[RECORDS PROVIDED Boundary: Start]

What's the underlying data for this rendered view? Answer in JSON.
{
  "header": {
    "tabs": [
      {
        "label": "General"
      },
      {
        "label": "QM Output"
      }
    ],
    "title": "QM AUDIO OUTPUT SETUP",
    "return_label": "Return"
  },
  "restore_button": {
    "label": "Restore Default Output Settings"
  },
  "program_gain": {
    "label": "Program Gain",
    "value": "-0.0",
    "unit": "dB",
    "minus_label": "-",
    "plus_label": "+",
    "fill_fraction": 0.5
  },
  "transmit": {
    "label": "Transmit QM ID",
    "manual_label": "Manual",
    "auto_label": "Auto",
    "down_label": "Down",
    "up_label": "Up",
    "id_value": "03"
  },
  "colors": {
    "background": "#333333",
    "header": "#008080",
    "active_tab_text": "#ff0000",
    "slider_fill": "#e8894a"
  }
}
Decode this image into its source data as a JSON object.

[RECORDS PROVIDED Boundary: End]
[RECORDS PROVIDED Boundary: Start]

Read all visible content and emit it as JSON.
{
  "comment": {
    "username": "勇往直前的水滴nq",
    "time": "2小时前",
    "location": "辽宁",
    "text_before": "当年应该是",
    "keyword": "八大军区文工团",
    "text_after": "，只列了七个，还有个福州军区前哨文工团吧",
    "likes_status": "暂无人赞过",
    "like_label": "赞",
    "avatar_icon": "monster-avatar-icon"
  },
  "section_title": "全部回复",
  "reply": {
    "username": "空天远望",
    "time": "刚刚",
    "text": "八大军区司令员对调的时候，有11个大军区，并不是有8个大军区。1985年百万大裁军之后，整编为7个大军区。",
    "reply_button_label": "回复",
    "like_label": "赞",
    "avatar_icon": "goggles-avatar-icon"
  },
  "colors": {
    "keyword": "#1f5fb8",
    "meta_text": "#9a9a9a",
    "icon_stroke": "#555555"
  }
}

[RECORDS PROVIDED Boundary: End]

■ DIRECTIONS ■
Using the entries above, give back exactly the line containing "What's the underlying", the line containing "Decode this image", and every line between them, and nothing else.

■ ANSWER SECTION ■
What's the underlying data for this rendered view? Answer in JSON.
{
  "header": {
    "tabs": [
      {
        "label": "General"
      },
      {
        "label": "QM Output"
      }
    ],
    "title": "QM AUDIO OUTPUT SETUP",
    "return_label": "Return"
  },
  "restore_button": {
    "label": "Restore Default Output Settings"
  },
  "program_gain": {
    "label": "Program Gain",
    "value": "-0.0",
    "unit": "dB",
    "minus_label": "-",
    "plus_label": "+",
    "fill_fraction": 0.5
  },
  "transmit": {
    "label": "Transmit QM ID",
    "manual_label": "Manual",
    "auto_label": "Auto",
    "down_label": "Down",
    "up_label": "Up",
    "id_value": "03"
  },
  "colors": {
    "background": "#333333",
    "header": "#008080",
    "active_tab_text": "#ff0000",
    "slider_fill": "#e8894a"
  }
}
Decode this image into its source data as a JSON object.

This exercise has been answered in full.